Photo by SFMTA Photography Department

San Francisco is the epicenter for autonomous vehicle (AV) deployment of commercial passenger services in the United States, and local officials have been advocating for regulators to address policy and data gaps in the rapidly evolving sector (see the Transportation Authority’s October AV hearing).

Assemblymember Ting Introduces AB 1777

In January, San Francisco Assemblymember Phil Ting (19th Assembly District), introduced Assembly Bill 1777 which would strengthen regulation of autonomous vehicles in key areas.

The bill intends to ensure enforcement of autonomous vehicle operators’ compliance with the state traffic code, allowing AV operators to be cited and fined for moving violations.

The bill would also require state regulators (California Public Utilities Commission and California Department of Motor Vehicles) to publish more AV data. Previously, the Transportation Authority’s ride hail sector studies and AV hearing identified existing gaps in what is requested, collected and published by regulators.

For example, the Department of Motor Vehicles (DMV) does not require crash and other reporting from AV permit holders once they are approved to go from testing to commercial deployment. Testing permit holders are also only required to submit disengagement and mileage (VMT)  reports once a year, at a statewide level. DMV AV reports currently do not include a breakdown of AV data by jurisdiction, making it difficult to understand and evaluate AV performance at the local level. 

The California Public Utilities Commission (CPUC), in turn, requires very detailed data reports from AV providers, but these data are disaggregated by permit type (drivered/driverless, testing/deployment) and not summarized by company. Though submitted annually to CPUC, the reports also are not fully accessible to the public (there are many redactions).

San Francisco Agencies Discuss AV Data Needs at Annual Meetings of the Transportation Research Board

In early January, the Transportation Authority’s Deputy Director for Technology, Data, and Analysis Joe Castiglione presented San Francisco’s perspectives on AV data gaps and research priorities at the annual meeting for the Transportation Research Board Vehicle-Highway Automation Committee. His presentation addressed the needs for more complete and transparent reporting on crash/disengagement events, total trips and vehicle miles of travel by AVs at the city level, as well as more comprehensive data on non-crash events such as AV malfunctions and first responder conflicts.

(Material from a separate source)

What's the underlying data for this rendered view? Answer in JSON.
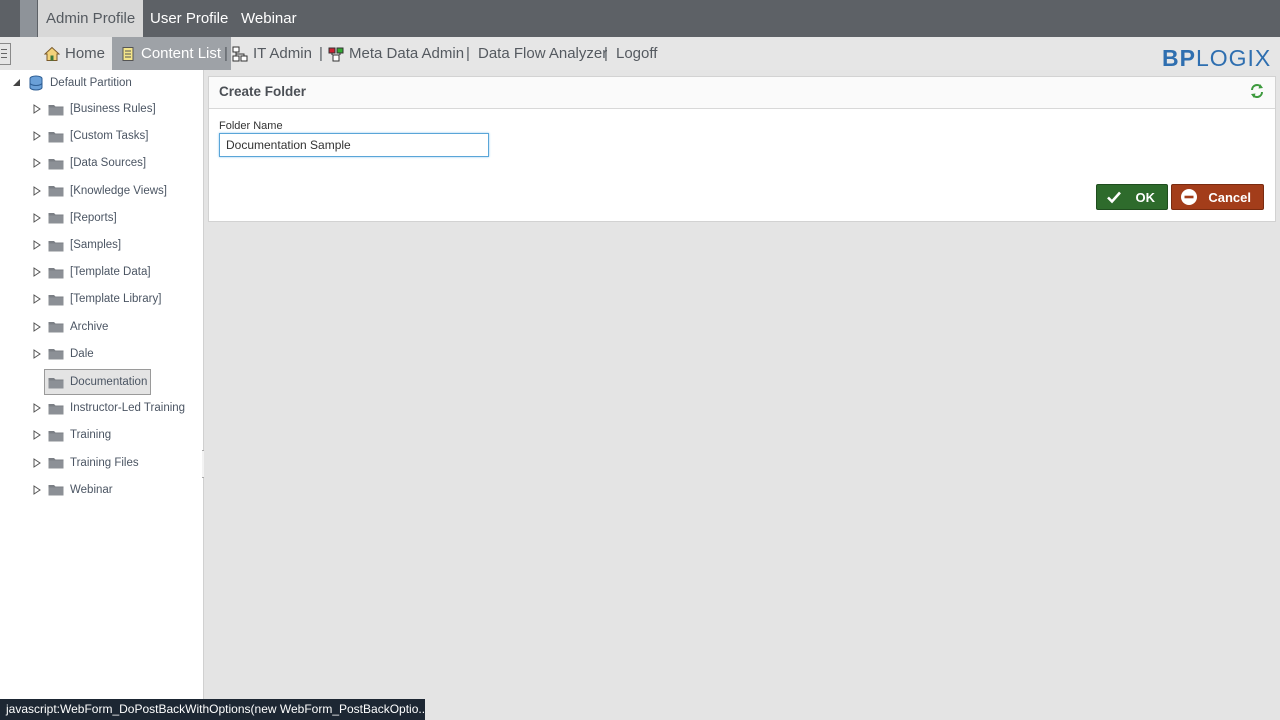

San Francisco Municipal Transportation Agency colleagues Julia Friedlander and Viktoriya Wise also participated in the conference at the AV Forum and a City DOT Roundtable, sharing San Francisco’s experience and insights on the opportunity to shape AV deployment toward achieving local and statewide safety, equity and climate goals.
Finally, San Francisco agencies are collaborating on an AV Regulatory Framework Study, as requested by Board member Aaron Peskin, to illustrate what an incremental performance-based permitting approach might look like. The Study aims to inform state and federal regulatory agencies’ ongoing regulatory updates and policy work.